Armour Class (there you go again flaunting the King's English on us ignorant Yanks): I'm not quite grasping what you're saying here. Isn't a negative modifer to descending AC actually a "plus", increasing its score from say, AC 5 to AC 6? OK I think I've caught your drift while typing this. A +1 Sword can add one to the RTH, OR to the target's AC, and the result is the same. A Cursed Sword -1 can deduct one from the RTH, OR from the target's AC, and the result is the same. Do I get a cookie (or a biscuit)?

Gygax as designer: I too would love to know who put the notion of improved chances based on Levels/HD into the components of combat and saves. Experience and its effects are one of the vital features of D&D. I assume it was influenced by Gygax's own Chainmail, based on nothing more than the Man-Hero-Superhero format (substitute Man for Flunky in Blackmoor). I get the impression that Gygax came up with the idea of experience points and numeric levels; a more defined method of advancement.

I laugh now when I read many of Gary's old articles, and got a good chuckle out of plenty of them even back in the 80s. I don't think too many people actually took him that seriously, whether he believed it or not.

Matthew James Stanham said...

Gygax and C&C: Heh, heh. Aye, here's the link for you:


Armour class: Correct! Have a Guinness foreign extra, or a Brooklyn black chocolate stout, your choice. ;) Notice that what this means is that you can add all positives and negatives to find the final modifier from both sides. Where it does not work is for magical armour and shields (pluses are minuses in that case), and of course that is the very subject they spend an inordinate amount of text in OD&D trying to explain what to us is seems a very simple concept (but to them was obviously a problem area of design).

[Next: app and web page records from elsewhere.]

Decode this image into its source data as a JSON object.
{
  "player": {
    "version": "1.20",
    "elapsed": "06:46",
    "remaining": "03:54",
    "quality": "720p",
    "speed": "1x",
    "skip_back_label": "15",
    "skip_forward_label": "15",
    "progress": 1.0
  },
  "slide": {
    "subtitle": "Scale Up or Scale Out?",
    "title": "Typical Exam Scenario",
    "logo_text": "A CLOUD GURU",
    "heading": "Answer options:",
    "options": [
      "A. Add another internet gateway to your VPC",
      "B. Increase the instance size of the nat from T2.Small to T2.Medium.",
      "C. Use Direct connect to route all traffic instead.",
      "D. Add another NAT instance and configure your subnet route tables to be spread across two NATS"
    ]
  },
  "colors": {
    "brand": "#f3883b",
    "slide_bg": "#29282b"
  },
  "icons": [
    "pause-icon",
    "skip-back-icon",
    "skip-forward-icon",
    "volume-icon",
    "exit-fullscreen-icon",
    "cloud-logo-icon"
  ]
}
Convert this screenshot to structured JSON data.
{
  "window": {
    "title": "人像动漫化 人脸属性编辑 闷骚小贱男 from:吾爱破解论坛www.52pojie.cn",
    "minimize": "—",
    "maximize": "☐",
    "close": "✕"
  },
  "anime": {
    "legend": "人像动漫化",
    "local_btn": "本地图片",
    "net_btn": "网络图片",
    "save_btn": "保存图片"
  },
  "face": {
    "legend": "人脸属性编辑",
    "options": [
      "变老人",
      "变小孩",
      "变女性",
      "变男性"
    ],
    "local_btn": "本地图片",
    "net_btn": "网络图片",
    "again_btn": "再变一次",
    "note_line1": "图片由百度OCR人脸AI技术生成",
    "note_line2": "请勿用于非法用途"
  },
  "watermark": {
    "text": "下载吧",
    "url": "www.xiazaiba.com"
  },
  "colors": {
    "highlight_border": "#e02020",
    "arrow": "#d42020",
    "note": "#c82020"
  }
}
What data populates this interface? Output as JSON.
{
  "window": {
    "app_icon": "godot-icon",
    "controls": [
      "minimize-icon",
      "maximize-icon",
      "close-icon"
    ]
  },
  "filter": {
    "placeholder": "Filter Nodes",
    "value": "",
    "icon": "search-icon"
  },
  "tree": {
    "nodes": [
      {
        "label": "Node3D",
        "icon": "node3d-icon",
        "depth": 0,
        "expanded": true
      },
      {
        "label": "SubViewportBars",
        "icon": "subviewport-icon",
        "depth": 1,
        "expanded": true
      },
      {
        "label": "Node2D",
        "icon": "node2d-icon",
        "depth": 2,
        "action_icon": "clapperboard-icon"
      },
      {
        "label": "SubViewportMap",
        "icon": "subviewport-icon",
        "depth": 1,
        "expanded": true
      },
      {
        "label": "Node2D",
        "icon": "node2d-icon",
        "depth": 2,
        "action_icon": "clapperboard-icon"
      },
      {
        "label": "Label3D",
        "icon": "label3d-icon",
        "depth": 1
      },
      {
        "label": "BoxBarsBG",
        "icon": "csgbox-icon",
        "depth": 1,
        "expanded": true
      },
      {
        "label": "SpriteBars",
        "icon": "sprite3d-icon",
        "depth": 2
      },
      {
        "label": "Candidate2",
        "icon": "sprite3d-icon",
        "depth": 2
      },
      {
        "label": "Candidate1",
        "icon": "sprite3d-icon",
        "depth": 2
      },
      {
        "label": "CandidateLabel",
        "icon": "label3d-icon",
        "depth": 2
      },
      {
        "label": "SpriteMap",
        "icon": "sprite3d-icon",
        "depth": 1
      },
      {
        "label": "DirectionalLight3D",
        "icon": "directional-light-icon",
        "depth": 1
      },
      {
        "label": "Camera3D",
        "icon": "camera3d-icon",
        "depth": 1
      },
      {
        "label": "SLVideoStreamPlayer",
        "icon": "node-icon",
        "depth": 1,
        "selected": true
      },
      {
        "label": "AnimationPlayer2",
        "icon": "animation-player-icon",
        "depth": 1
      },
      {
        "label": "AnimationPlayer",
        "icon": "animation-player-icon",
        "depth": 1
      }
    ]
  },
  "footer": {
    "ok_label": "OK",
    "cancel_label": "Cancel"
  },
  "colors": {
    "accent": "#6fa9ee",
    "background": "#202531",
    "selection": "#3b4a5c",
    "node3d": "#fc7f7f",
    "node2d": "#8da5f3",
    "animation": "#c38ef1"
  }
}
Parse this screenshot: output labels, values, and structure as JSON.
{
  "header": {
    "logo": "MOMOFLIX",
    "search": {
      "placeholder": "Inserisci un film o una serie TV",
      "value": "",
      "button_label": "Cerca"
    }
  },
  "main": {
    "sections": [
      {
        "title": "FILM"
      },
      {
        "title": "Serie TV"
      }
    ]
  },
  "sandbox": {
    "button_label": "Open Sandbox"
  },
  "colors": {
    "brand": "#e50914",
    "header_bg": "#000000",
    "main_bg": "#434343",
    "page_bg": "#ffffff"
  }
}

Gygax as designer: Indeed! The six attributes, hit dice, levels, saving throws, fighting ability, and Vancian magic are key components of what makes D&D "D&D". The fighting-man and magic-user are not quite as fundamental in my opinion, being the "hero" and "wizard" of Chainmail.

Sham aka Dave said...

I'll take the Guiness Foreign Extra, thank you! And I failed to mention that you've made an interesting observation in regard to descending AC, thanks for sharing that. You deserve a pint as well. :-)

DHBoggs said...

Just as a point of clarification on Arnesons material; Temple of the Frog, and the Disease section were straight from Arneson with only light editing by Kask. (I asked him). The hit location was perhaps a little more closely edited but was also from Arneson. The Assasin , including the assasination table, was "reimagined" from Arnesonian material to conform to "standard" Greyhawk D&D. The rest of the material came from other people.

Sham aka Dave said...

Thanks for clarifying that, DH. What I wrote was based on Mr. Kask's own posts at DF, but I have no doubt that you are correct with your information here. I've heard mention of a Hit Location system in Arneson's games, as well as tidbits in regard to the Monk and Assassin.

Thanks for the comment.

Anonymous said...

"I don't follow the logic that homebrew or filling in the gaps by adding options indicates some inherent flaw in the system. We all know that it is not possible to provide rules for everything, and to attempt to do so is folly."

I was wondering how your house ruling for D&D compares with your house ruling for your three other favourite games (Traveller, Call of Cthulhu and Gamma World)?

They all date from around the same time, do you house rule them as much? In different areas?